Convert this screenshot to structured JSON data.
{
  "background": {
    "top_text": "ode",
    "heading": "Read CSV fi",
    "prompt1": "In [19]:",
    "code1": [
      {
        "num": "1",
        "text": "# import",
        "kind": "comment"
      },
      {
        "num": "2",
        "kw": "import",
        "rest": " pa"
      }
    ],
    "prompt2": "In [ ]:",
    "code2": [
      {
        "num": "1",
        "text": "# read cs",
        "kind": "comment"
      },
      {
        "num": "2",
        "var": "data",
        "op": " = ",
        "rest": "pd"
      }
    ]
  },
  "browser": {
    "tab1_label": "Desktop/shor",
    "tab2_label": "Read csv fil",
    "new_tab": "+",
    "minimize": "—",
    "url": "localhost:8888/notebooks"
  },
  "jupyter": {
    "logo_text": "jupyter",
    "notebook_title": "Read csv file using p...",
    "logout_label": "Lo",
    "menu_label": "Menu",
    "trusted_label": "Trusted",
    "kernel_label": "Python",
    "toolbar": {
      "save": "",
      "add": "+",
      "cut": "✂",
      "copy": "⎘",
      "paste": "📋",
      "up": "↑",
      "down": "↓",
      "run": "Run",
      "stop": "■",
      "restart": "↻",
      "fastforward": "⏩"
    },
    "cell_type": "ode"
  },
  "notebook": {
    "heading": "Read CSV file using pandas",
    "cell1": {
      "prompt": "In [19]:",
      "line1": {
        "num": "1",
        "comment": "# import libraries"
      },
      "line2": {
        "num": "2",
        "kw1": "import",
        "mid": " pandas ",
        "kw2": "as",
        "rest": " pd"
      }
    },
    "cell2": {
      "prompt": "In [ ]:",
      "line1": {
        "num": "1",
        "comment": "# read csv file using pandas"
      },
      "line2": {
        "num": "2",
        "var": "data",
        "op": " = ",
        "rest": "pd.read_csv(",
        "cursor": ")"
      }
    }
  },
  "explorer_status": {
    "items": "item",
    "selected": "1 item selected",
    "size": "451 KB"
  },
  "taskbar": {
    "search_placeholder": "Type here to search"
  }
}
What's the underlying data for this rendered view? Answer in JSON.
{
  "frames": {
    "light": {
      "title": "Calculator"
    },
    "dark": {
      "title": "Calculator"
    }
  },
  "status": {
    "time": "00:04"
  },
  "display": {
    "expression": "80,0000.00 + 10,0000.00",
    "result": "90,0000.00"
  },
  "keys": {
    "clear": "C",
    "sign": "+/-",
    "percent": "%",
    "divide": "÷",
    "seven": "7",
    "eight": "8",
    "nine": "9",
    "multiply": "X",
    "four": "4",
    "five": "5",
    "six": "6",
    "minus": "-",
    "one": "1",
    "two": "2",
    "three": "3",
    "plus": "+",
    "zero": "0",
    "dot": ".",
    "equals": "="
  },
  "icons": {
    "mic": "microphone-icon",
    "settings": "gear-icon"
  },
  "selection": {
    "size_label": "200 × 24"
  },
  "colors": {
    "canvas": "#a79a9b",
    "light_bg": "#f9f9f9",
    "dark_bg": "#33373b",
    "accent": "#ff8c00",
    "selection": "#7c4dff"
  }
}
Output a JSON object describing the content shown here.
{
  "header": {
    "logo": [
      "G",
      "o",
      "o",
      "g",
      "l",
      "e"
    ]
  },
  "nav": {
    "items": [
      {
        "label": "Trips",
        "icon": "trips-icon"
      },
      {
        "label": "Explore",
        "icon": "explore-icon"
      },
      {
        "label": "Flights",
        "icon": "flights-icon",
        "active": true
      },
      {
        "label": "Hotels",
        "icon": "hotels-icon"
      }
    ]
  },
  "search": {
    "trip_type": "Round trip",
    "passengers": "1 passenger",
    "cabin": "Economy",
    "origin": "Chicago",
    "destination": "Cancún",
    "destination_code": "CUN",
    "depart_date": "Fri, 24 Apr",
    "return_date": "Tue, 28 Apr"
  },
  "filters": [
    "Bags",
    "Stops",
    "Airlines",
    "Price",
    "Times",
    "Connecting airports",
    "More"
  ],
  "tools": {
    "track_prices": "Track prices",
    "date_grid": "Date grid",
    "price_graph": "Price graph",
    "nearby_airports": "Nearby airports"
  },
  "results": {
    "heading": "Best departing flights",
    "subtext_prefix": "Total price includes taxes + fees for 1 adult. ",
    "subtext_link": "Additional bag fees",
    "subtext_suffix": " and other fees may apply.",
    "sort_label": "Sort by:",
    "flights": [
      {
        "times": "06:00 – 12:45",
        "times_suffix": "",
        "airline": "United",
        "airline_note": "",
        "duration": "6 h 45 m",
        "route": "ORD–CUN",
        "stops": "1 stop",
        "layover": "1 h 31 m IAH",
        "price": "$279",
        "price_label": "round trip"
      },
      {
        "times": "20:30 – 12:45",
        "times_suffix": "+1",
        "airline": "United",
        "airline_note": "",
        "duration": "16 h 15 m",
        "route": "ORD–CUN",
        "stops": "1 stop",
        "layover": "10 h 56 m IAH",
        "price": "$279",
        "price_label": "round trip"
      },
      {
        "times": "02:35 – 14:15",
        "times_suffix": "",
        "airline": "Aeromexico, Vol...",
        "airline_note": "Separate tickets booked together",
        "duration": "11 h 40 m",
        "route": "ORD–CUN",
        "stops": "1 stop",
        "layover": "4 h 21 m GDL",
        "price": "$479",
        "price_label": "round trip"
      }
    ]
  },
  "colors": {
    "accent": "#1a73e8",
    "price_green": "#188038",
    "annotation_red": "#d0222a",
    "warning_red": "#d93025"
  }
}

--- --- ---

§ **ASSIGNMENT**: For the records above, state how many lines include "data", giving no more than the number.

§ **ANSWER TO THIS TASK**: 4